The UNESCO report makes a number of recommendations, including an investigation of the long-term implications of the damage to the site.
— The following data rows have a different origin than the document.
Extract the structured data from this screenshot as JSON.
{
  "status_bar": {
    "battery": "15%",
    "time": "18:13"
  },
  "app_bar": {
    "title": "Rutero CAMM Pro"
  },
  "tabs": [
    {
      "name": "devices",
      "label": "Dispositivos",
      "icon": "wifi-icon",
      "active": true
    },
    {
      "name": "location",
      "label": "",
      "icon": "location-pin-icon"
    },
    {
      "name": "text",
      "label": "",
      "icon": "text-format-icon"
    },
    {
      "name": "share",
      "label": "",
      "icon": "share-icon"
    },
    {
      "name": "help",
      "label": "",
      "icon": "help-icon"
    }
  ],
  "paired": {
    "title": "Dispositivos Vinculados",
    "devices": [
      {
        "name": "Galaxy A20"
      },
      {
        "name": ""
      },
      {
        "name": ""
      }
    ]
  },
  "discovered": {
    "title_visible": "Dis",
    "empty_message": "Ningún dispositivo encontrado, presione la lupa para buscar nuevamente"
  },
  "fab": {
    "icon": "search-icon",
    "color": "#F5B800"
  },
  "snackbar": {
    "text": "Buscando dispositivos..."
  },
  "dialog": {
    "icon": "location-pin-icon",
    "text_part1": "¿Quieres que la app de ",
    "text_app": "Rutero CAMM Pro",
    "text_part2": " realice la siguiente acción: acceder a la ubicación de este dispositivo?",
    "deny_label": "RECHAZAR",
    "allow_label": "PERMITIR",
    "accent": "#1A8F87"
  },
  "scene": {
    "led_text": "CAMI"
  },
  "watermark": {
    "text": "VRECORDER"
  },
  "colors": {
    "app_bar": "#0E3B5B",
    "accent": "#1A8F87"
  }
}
It also calls for making the archaeological area of Babylon a World Heritage Site, the most prestigious and best-funded status that the organization can grant to a historic site.
While necessary, these suggestions take no account of the criminal nature of the destruction of the site that took place under the auspices of the American occupation.
In spite of repeated warnings by archaeologists before and during the war, the American-led occupation forces acted with deliberate disregard for the cultural heritage not only of the Iraq people, but indeed, of the entire planet.
The Bush administration and the American political establishment, including the Democratic Party, which facilitated the invasion of Iraq, are responsible for the lootings and burnings of libraries, archives and museums all over Iraq after April 2003—and the continued looting of archaeological sites to feed the illegal market in antiquities.
The UNESCO report, by the very nature of the organization issuing it, cannot draw the logical conclusion that flows from its findings: that the damage to Babylon is part of a larger war crime, for which those responsible should be criminally investigated and tried.
But the details of the report speak for themselves: the American presence led to the vandalism of one of the oldest cities in the world.
That this crime is largely overlooked is only because it pales in comparison to the deaths of over a million Iraqis and the continued displacement and poverty of millions more since the 2003 American invasion.
The damage to Iraq’s archaeological sites, libraries, and museums and to the educational system remains, however, a crucial part of the sociocide—the destruction of a whole society—carried out in Washington’s attempt to seize control of its natural resources and strategic location.